Published: 5 November 2012



Transcription factors (TFs) are proteins that have played a central role both in evolution and in domestication, and are major regulators of development in living organisms. Plant genome sequences reveal that approximately 7% of all genes encode putative TFs. The DOF (

NA binding with
inger) TF family has been associated with vital processes exclusive to higher plants and to their close ancestors (algae, mosses and ferns). These are seed maturation and germination, light-mediated regulation, phytohormone and plant responses to biotic and abiotic stresses, etc. In Hordeum vulgare and Oryza sativa, 26 and 30 different Dof genes, respectively, have been annotated. Brachypodium distachyon has been the first Pooideae grass to be sequenced and, due to its genomic, morphological and physiological characteristics, has emerged as the model system for temperate cereals, such as wheat and barley.

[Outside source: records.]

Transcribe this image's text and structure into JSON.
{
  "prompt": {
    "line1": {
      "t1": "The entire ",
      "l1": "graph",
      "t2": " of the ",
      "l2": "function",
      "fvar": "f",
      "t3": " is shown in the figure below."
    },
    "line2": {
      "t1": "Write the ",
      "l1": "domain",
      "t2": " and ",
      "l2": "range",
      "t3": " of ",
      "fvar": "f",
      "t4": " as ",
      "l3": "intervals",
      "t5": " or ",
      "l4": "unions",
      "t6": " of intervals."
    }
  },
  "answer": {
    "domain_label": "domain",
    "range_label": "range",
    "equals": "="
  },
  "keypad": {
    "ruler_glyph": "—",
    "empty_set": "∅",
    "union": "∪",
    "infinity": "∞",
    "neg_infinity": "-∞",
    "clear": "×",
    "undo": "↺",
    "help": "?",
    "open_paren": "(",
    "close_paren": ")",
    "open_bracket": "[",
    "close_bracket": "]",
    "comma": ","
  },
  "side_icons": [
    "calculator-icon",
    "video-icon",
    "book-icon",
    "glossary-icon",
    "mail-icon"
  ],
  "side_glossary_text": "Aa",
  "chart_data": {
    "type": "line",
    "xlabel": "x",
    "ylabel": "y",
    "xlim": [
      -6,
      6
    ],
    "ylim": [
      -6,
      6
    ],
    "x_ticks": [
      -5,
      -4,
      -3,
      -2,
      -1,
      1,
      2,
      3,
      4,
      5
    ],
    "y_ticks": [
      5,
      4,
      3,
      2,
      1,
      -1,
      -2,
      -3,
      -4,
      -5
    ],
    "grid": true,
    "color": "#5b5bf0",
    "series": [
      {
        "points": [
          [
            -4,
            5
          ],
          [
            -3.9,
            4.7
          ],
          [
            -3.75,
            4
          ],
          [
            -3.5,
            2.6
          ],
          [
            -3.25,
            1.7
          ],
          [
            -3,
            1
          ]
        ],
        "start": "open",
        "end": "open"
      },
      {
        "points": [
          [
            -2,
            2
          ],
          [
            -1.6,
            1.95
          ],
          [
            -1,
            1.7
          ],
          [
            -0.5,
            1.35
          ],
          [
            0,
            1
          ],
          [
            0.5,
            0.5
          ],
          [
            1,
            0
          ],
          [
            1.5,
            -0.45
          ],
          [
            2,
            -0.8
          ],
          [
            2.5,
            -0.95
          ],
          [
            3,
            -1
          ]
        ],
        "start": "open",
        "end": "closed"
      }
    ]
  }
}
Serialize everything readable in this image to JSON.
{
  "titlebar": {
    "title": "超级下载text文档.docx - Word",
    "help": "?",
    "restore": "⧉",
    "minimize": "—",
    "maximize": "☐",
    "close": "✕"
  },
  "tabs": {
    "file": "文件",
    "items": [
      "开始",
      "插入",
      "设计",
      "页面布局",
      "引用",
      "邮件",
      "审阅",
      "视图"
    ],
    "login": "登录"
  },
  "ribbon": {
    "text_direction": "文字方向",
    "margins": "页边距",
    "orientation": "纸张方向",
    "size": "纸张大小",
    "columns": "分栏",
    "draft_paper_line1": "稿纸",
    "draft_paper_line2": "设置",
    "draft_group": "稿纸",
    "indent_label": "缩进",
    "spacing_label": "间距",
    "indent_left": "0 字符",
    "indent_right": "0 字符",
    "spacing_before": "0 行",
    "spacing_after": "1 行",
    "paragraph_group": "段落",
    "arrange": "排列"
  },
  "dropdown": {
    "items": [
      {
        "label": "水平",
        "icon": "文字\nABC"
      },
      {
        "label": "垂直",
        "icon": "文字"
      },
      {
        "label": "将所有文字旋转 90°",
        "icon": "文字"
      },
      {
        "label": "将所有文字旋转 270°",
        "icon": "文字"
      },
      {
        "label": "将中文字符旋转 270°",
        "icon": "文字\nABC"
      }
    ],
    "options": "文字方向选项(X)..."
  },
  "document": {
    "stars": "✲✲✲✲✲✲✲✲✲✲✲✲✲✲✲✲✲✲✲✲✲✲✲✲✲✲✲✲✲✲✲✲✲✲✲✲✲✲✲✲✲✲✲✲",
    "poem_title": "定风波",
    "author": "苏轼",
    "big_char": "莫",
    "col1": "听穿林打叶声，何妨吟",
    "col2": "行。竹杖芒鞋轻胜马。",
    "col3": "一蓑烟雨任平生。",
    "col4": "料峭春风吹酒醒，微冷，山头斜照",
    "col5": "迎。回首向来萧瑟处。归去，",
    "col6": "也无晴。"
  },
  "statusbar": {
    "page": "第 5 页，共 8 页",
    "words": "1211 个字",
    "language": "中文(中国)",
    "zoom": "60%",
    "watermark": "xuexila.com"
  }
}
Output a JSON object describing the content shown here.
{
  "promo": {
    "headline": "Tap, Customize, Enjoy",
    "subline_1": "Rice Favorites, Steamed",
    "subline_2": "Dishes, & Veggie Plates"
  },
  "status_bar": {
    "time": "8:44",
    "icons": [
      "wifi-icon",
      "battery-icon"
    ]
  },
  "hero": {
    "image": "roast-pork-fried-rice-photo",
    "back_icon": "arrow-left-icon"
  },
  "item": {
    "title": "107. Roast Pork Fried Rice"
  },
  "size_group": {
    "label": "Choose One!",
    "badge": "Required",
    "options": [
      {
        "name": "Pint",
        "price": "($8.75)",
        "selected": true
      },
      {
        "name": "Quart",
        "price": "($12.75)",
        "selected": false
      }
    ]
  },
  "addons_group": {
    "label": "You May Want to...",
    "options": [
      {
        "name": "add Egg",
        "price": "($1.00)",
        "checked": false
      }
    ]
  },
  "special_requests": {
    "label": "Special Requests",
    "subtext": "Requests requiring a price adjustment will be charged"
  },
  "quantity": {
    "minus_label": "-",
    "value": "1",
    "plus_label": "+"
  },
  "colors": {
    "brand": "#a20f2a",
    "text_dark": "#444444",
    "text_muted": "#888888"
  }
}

Through searches in the B. distachyon genome, 27 Dof genes have been identified and a phylogenetic comparison with the Oryza sativa and the Hordeum vulgare DOFs has been performed. To explore the evolutionary relationship among these DOF proteins, a combined phylogenetic tree has been constructed with the Brachypodium DOFs and those from rice and barley. This phylogenetic analysis has classified the DOF proteins into four Major Cluster of Orthologous Groups (MCOGs). Using RT-qPCR analysis the expression profiles of the annotated BdDof genes across four organs (leaves, roots, spikes and seeds) has been investigated. These results have led to a classification of the BdDof genes into two groups, according to their expression levels. The genes highly or preferentially expressed in seeds have been subjected to a more detailed expression analysis (maturation, dry stage and germination).


Comparison of the expression profiles of the Brachypodium Dof genes with the published functions of closely related DOF sequences from the cereal species considered here, deduced from the phylogenetic analysis, indicates that although the expression profile has been conserved in many of the putative orthologs, in some cases duplication followed by subsequent divergence may have occurred (neo-functionalization).